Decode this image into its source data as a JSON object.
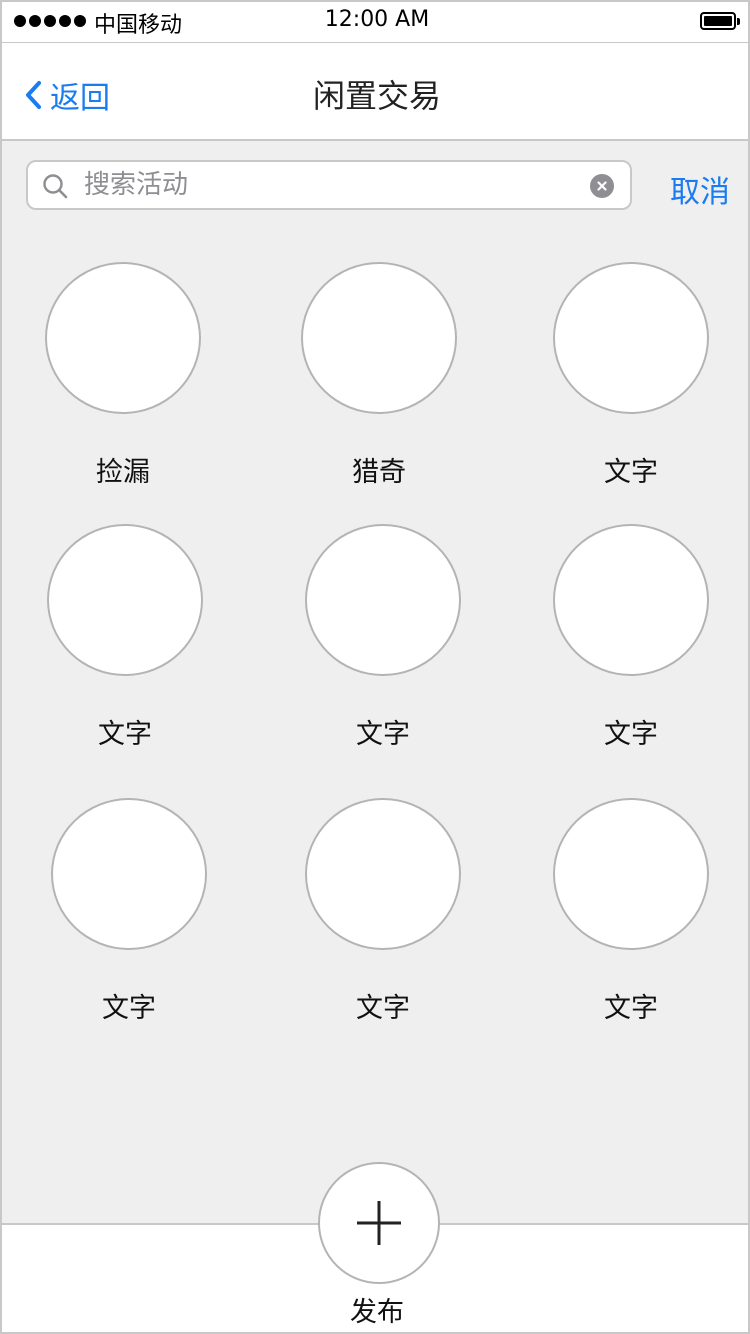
{
  "status_bar": {
    "carrier": "中国移动",
    "time": "12:00 AM",
    "signal_icon": "signal-dots-icon",
    "battery_icon": "battery-full-icon"
  },
  "nav": {
    "back_label": "返回",
    "title": "闲置交易",
    "accent_color": "#1a7cf0"
  },
  "search": {
    "placeholder": "搜索活动",
    "value": "",
    "cancel_label": "取消"
  },
  "categories": [
    {
      "label": "捡漏"
    },
    {
      "label": "猎奇"
    },
    {
      "label": "文字"
    },
    {
      "label": "文字"
    },
    {
      "label": "文字"
    },
    {
      "label": "文字"
    },
    {
      "label": "文字"
    },
    {
      "label": "文字"
    },
    {
      "label": "文字"
    }
  ],
  "tab_bar": {
    "publish_label": "发布",
    "publish_icon": "plus-icon"
  }
}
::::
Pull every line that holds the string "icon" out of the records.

Task result:
    "signal_icon": "signal-dots-icon",
    "battery_icon": "battery-full-icon"
    "publish_icon": "plus-icon"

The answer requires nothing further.